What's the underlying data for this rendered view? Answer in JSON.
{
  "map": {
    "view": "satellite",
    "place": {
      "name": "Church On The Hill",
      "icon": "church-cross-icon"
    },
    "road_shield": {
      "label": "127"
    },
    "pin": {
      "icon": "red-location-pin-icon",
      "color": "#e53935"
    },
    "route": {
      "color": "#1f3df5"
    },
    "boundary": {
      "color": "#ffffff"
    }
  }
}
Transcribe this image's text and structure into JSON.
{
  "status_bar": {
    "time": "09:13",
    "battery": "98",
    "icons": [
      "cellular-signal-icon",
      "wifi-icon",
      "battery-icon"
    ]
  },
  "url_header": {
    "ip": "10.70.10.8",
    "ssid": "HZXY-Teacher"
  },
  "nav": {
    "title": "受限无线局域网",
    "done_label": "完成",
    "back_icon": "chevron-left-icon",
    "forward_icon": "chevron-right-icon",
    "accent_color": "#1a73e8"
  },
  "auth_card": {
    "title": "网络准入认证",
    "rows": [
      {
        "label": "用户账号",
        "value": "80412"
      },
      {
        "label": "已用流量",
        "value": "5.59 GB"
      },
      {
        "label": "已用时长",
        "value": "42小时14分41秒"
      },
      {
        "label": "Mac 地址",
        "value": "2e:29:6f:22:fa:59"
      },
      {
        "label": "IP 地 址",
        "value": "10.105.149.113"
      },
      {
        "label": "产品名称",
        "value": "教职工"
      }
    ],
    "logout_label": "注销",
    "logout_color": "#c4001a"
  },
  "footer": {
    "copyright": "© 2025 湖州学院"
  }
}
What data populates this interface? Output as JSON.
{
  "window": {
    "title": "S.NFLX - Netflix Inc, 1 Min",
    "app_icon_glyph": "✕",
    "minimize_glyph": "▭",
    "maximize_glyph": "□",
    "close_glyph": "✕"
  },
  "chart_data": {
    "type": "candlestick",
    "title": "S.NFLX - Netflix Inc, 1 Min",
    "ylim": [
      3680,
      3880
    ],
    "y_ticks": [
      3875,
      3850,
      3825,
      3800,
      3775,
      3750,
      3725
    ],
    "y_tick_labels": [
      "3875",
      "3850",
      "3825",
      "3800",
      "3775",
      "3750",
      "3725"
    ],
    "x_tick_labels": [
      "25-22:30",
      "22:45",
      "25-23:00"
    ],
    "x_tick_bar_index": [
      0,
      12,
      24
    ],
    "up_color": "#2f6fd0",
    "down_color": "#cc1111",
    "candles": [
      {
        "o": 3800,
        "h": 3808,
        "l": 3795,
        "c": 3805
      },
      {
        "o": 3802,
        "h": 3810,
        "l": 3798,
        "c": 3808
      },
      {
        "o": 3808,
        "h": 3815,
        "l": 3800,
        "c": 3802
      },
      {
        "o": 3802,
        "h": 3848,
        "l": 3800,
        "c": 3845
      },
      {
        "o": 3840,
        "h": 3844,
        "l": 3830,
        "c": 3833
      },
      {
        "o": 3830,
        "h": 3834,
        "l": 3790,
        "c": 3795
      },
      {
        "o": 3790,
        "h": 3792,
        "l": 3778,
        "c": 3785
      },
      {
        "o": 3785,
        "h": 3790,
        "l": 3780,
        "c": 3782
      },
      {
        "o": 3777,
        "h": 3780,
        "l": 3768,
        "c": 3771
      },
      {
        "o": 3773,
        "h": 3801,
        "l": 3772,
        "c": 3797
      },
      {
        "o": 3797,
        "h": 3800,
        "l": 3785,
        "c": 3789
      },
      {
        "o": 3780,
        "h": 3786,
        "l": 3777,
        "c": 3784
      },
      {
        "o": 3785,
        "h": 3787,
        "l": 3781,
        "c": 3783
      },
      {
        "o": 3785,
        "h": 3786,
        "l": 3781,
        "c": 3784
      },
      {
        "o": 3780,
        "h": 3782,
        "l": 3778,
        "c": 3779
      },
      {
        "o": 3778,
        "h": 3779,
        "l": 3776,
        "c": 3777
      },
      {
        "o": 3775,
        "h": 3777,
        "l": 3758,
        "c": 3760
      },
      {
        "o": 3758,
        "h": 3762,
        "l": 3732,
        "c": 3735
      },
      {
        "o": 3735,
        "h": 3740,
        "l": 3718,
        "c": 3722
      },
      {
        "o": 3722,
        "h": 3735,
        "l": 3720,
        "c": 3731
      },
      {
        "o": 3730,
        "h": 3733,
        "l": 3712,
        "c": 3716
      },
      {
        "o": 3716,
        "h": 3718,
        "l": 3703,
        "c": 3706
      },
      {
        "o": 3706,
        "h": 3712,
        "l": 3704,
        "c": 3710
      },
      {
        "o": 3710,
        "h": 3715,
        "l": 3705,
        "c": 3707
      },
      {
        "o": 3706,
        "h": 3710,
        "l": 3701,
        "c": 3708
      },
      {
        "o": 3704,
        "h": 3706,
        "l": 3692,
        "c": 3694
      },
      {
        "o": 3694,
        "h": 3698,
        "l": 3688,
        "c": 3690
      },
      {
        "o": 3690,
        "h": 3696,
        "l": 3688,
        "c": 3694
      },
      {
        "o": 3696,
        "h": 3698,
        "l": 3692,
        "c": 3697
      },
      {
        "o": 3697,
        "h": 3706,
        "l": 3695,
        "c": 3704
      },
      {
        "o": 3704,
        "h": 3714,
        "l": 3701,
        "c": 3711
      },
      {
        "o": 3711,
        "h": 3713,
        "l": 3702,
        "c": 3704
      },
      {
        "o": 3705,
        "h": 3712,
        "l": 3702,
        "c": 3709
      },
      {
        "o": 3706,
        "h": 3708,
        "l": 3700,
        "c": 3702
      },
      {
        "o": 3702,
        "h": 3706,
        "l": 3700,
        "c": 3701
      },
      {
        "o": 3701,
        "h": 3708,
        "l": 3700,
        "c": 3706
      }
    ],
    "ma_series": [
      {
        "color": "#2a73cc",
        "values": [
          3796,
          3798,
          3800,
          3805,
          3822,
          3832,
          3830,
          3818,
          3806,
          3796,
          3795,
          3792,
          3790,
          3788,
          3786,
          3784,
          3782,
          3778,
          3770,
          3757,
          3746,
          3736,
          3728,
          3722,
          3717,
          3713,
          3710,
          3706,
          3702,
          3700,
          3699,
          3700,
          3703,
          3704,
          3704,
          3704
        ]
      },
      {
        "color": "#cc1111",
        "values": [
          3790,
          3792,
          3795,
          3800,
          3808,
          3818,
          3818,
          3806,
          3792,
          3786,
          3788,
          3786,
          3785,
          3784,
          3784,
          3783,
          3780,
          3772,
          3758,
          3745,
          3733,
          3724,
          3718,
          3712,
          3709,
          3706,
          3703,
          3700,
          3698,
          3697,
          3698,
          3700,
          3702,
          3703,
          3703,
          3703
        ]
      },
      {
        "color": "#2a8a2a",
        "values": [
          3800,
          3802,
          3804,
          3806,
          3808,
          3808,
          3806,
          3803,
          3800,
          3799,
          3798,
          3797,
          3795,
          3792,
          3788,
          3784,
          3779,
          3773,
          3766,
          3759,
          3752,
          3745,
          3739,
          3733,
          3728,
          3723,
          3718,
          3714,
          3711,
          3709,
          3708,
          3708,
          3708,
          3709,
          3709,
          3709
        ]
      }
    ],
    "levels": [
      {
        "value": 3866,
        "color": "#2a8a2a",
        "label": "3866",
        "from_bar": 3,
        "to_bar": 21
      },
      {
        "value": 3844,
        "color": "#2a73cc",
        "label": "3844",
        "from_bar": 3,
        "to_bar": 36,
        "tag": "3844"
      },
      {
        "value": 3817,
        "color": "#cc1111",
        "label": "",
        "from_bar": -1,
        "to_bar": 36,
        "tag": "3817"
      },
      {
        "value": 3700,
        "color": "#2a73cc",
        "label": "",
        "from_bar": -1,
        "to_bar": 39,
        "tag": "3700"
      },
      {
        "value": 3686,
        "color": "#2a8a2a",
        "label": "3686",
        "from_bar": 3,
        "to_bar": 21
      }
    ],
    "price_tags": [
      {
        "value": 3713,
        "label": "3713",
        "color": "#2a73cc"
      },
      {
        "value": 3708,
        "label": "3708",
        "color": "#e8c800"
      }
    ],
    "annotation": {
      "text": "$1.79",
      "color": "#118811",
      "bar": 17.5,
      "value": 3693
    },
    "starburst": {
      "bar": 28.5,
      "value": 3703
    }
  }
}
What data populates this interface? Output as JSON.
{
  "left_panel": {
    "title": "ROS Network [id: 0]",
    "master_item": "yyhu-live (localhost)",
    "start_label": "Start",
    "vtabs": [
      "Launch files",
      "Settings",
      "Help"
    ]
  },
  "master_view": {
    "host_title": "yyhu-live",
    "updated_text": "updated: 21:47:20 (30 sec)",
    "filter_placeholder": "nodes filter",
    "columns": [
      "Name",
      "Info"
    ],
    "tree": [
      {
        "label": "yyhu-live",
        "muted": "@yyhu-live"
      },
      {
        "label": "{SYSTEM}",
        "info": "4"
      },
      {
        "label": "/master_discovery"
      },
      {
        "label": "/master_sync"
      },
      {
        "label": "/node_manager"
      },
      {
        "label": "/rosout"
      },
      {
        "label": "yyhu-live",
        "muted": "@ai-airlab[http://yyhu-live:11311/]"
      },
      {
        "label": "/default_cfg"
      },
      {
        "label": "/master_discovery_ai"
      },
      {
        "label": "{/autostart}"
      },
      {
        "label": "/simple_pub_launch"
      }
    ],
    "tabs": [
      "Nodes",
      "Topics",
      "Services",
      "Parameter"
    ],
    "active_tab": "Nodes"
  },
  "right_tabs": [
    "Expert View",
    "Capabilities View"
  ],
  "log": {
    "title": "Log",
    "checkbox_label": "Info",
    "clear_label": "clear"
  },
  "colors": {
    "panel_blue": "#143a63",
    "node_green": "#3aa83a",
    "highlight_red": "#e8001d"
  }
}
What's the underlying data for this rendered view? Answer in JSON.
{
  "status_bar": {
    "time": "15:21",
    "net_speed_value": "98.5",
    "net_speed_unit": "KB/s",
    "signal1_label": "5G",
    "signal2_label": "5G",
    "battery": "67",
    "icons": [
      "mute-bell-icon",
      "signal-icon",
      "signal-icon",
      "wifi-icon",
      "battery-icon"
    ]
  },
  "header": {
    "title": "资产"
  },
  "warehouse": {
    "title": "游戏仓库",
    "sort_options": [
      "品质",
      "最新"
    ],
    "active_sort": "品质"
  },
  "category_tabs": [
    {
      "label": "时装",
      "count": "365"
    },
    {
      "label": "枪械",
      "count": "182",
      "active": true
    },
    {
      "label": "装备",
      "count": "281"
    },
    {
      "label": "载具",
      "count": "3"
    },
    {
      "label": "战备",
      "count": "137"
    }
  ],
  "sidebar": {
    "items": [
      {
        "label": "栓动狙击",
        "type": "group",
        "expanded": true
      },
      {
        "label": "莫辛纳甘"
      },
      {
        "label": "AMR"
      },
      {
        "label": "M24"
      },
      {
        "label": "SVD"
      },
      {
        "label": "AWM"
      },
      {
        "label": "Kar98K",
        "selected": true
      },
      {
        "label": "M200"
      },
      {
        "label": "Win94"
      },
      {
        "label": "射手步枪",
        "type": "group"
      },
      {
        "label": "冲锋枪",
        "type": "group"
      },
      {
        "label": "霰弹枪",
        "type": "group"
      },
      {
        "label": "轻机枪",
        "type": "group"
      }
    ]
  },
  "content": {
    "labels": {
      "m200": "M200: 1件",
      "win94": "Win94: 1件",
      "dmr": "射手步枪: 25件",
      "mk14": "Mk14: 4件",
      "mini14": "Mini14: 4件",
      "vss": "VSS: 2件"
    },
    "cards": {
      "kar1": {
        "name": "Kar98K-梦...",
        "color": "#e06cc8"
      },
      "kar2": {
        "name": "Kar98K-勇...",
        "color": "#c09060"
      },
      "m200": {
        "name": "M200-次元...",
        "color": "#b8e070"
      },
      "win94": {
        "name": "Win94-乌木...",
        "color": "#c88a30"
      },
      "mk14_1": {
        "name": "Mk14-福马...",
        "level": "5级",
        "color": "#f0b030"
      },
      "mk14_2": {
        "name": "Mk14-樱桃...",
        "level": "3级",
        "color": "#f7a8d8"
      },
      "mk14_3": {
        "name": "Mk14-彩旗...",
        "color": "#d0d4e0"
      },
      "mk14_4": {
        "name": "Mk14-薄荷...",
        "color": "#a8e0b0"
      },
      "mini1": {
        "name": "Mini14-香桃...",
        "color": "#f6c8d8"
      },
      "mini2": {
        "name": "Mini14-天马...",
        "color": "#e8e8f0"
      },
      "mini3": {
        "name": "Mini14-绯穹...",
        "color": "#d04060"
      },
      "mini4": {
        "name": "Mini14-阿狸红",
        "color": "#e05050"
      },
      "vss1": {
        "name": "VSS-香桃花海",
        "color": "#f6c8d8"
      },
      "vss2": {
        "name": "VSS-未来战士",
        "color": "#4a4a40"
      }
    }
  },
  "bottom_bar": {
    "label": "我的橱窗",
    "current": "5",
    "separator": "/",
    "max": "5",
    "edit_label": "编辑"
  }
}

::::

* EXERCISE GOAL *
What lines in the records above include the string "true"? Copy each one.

* EXERCISE RESULT *
      "active": true
        "expanded": true
        "selected": true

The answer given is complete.